----- RECORD EXTRACTS

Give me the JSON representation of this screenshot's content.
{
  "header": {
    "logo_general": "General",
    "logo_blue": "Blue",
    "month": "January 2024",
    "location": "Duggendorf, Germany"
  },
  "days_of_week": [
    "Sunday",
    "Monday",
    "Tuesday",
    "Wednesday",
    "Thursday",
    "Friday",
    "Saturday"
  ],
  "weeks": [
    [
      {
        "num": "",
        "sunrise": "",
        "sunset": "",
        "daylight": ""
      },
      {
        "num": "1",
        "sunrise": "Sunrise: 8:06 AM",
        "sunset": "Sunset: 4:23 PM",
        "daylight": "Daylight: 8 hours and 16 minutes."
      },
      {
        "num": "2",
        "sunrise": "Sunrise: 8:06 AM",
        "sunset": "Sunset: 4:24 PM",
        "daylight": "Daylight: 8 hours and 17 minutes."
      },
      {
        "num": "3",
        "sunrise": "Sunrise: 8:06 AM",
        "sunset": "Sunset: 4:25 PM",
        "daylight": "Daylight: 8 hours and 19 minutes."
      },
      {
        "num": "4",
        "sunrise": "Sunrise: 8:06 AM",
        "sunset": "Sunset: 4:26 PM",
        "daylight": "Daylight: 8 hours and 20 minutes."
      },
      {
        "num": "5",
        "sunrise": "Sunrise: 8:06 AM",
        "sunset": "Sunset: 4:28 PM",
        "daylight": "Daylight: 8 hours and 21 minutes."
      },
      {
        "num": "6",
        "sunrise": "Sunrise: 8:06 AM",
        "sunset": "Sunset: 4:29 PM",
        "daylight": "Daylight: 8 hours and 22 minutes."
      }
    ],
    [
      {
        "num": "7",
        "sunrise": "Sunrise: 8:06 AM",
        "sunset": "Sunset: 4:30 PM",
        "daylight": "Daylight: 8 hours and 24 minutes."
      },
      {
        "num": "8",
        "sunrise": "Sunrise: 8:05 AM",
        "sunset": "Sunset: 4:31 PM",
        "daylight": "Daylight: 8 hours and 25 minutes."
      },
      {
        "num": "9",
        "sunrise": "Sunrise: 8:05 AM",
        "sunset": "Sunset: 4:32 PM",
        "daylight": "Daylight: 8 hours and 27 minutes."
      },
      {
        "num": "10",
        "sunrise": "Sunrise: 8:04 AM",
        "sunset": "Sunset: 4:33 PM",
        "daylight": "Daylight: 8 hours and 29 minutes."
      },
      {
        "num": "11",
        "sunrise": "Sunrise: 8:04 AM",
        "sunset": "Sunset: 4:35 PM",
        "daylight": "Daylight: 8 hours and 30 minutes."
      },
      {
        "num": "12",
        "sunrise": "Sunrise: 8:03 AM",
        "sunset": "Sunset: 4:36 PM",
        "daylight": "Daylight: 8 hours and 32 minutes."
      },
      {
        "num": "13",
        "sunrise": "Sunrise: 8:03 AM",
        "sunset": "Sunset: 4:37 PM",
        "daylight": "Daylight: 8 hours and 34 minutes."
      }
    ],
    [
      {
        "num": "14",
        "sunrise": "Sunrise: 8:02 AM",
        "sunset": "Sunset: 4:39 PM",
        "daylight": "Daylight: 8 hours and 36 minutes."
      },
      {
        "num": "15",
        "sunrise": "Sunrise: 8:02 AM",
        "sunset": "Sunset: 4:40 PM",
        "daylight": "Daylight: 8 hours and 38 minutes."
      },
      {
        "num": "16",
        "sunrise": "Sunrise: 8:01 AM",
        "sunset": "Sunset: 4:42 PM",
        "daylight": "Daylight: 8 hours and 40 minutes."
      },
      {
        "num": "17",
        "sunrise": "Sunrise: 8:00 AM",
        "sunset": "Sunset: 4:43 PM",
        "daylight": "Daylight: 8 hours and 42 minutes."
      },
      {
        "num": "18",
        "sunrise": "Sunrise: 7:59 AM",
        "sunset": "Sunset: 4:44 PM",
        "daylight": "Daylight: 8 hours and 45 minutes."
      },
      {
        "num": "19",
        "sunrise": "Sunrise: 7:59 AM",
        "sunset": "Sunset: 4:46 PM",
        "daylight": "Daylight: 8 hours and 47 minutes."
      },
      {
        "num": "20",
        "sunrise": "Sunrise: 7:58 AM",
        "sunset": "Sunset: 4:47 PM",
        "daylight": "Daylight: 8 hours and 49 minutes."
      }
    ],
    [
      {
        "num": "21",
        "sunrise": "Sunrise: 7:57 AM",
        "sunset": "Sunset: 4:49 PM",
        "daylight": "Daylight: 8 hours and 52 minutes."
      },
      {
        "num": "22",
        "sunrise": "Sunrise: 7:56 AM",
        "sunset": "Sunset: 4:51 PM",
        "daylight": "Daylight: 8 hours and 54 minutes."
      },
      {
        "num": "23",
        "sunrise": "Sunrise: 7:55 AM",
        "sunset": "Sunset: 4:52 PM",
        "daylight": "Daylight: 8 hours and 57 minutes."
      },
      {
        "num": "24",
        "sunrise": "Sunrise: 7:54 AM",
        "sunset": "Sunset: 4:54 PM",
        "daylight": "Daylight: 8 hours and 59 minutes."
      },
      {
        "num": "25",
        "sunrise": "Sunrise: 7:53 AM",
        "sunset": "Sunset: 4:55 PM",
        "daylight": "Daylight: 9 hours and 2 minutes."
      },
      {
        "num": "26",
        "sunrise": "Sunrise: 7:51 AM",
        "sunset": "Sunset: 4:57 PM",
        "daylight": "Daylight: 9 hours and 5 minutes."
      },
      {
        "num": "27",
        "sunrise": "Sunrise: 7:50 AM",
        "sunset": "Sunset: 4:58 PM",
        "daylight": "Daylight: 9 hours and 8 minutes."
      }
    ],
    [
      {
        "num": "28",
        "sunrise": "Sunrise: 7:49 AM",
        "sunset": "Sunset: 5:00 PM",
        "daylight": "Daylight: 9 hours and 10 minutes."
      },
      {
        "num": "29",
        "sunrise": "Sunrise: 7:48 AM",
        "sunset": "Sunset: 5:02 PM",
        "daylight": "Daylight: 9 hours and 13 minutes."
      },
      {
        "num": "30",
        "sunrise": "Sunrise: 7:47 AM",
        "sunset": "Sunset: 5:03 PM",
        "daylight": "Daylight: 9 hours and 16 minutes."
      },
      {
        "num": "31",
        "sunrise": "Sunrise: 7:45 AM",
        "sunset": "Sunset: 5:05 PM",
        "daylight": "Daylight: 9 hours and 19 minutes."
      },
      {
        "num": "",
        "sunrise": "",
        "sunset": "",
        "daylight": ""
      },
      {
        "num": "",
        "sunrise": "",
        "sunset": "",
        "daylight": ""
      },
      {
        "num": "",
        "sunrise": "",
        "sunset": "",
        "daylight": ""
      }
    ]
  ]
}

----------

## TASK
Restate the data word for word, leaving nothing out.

## SOLUTION FOR THIS TASK
Give me the JSON representation of this screenshot's content.
{
  "header": {
    "logo_general": "General",
    "logo_blue": "Blue",
    "month": "January 2024",
    "location": "Duggendorf, Germany"
  },
  "days_of_week": [
    "Sunday",
    "Monday",
    "Tuesday",
    "Wednesday",
    "Thursday",
    "Friday",
    "Saturday"
  ],
  "weeks": [
    [
      {
        "num": "",
        "sunrise": "",
        "sunset": "",
        "daylight": ""
      },
      {
        "num": "1",
        "sunrise": "Sunrise: 8:06 AM",
        "sunset": "Sunset: 4:23 PM",
        "daylight": "Daylight: 8 hours and 16 minutes."
      },
      {
        "num": "2",
        "sunrise": "Sunrise: 8:06 AM",
        "sunset": "Sunset: 4:24 PM",
        "daylight": "Daylight: 8 hours and 17 minutes."
      },
      {
        "num": "3",
        "sunrise": "Sunrise: 8:06 AM",
        "sunset": "Sunset: 4:25 PM",
        "daylight": "Daylight: 8 hours and 19 minutes."
      },
      {
        "num": "4",
        "sunrise": "Sunrise: 8:06 AM",
        "sunset": "Sunset: 4:26 PM",
        "daylight": "Daylight: 8 hours and 20 minutes."
      },
      {
        "num": "5",
        "sunrise": "Sunrise: 8:06 AM",
        "sunset": "Sunset: 4:28 PM",
        "daylight": "Daylight: 8 hours and 21 minutes."
      },
      {
        "num": "6",
        "sunrise": "Sunrise: 8:06 AM",
        "sunset": "Sunset: 4:29 PM",
        "daylight": "Daylight: 8 hours and 22 minutes."
      }
    ],
    [
      {
        "num": "7",
        "sunrise": "Sunrise: 8:06 AM",
        "sunset": "Sunset: 4:30 PM",
        "daylight": "Daylight: 8 hours and 24 minutes."
      },
      {
        "num": "8",
        "sunrise": "Sunrise: 8:05 AM",
        "sunset": "Sunset: 4:31 PM",
        "daylight": "Daylight: 8 hours and 25 minutes."
      },
      {
        "num": "9",
        "sunrise": "Sunrise: 8:05 AM",
        "sunset": "Sunset: 4:32 PM",
        "daylight": "Daylight: 8 hours and 27 minutes."
      },
      {
        "num": "10",
        "sunrise": "Sunrise: 8:04 AM",
        "sunset": "Sunset: 4:33 PM",
        "daylight": "Daylight: 8 hours and 29 minutes."
      },
      {
        "num": "11",
        "sunrise": "Sunrise: 8:04 AM",
        "sunset": "Sunset: 4:35 PM",
        "daylight": "Daylight: 8 hours and 30 minutes."
      },
      {
        "num": "12",
        "sunrise": "Sunrise: 8:03 AM",
        "sunset": "Sunset: 4:36 PM",
        "daylight": "Daylight: 8 hours and 32 minutes."
      },
      {
        "num": "13",
        "sunrise": "Sunrise: 8:03 AM",
        "sunset": "Sunset: 4:37 PM",
        "daylight": "Daylight: 8 hours and 34 minutes."
      }
    ],
    [
      {
        "num": "14",
        "sunrise": "Sunrise: 8:02 AM",
        "sunset": "Sunset: 4:39 PM",
        "daylight": "Daylight: 8 hours and 36 minutes."
      },
      {
        "num": "15",
        "sunrise": "Sunrise: 8:02 AM",
        "sunset": "Sunset: 4:40 PM",
        "daylight": "Daylight: 8 hours and 38 minutes."
      },
      {
        "num": "16",
        "sunrise": "Sunrise: 8:01 AM",
        "sunset": "Sunset: 4:42 PM",
        "daylight": "Daylight: 8 hours and 40 minutes."
      },
      {
        "num": "17",
        "sunrise": "Sunrise: 8:00 AM",
        "sunset": "Sunset: 4:43 PM",
        "daylight": "Daylight: 8 hours and 42 minutes."
      },
      {
        "num": "18",
        "sunrise": "Sunrise: 7:59 AM",
        "sunset": "Sunset: 4:44 PM",
        "daylight": "Daylight: 8 hours and 45 minutes."
      },
      {
        "num": "19",
        "sunrise": "Sunrise: 7:59 AM",
        "sunset": "Sunset: 4:46 PM",
        "daylight": "Daylight: 8 hours and 47 minutes."
      },
      {
        "num": "20",
        "sunrise": "Sunrise: 7:58 AM",
        "sunset": "Sunset: 4:47 PM",
        "daylight": "Daylight: 8 hours and 49 minutes."
      }
    ],
    [
      {
        "num": "21",
        "sunrise": "Sunrise: 7:57 AM",
        "sunset": "Sunset: 4:49 PM",
        "daylight": "Daylight: 8 hours and 52 minutes."
      },
      {
        "num": "22",
        "sunrise": "Sunrise: 7:56 AM",
        "sunset": "Sunset: 4:51 PM",
        "daylight": "Daylight: 8 hours and 54 minutes."
      },
      {
        "num": "23",
        "sunrise": "Sunrise: 7:55 AM",
        "sunset": "Sunset: 4:52 PM",
        "daylight": "Daylight: 8 hours and 57 minutes."
      },
      {
        "num": "24",
        "sunrise": "Sunrise: 7:54 AM",
        "sunset": "Sunset: 4:54 PM",
        "daylight": "Daylight: 8 hours and 59 minutes."
      },
      {
        "num": "25",
        "sunrise": "Sunrise: 7:53 AM",
        "sunset": "Sunset: 4:55 PM",
        "daylight": "Daylight: 9 hours and 2 minutes."
      },
      {
        "num": "26",
        "sunrise": "Sunrise: 7:51 AM",
        "sunset": "Sunset: 4:57 PM",
        "daylight": "Daylight: 9 hours and 5 minutes."
      },
      {
        "num": "27",
        "sunrise": "Sunrise: 7:50 AM",
        "sunset": "Sunset: 4:58 PM",
        "daylight": "Daylight: 9 hours and 8 minutes."
      }
    ],
    [
      {
        "num": "28",
        "sunrise": "Sunrise: 7:49 AM",
        "sunset": "Sunset: 5:00 PM",
        "daylight": "Daylight: 9 hours and 10 minutes."
      },
      {
        "num": "29",
        "sunrise": "Sunrise: 7:48 AM",
        "sunset": "Sunset: 5:02 PM",
        "daylight": "Daylight: 9 hours and 13 minutes."
      },
      {
        "num": "30",
        "sunrise": "Sunrise: 7:47 AM",
        "sunset": "Sunset: 5:03 PM",
        "daylight": "Daylight: 9 hours and 16 minutes."
      },
      {
        "num": "31",
        "sunrise": "Sunrise: 7:45 AM",
        "sunset": "Sunset: 5:05 PM",
        "daylight": "Daylight: 9 hours and 19 minutes."
      },
      {
        "num": "",
        "sunrise": "",
        "sunset": "",
        "daylight": ""
      },
      {
        "num": "",
        "sunrise": "",
        "sunset": "",
        "daylight": ""
      },
      {
        "num": "",
        "sunrise": "",
        "sunset": "",
        "daylight": ""
      }
    ]
  ]
}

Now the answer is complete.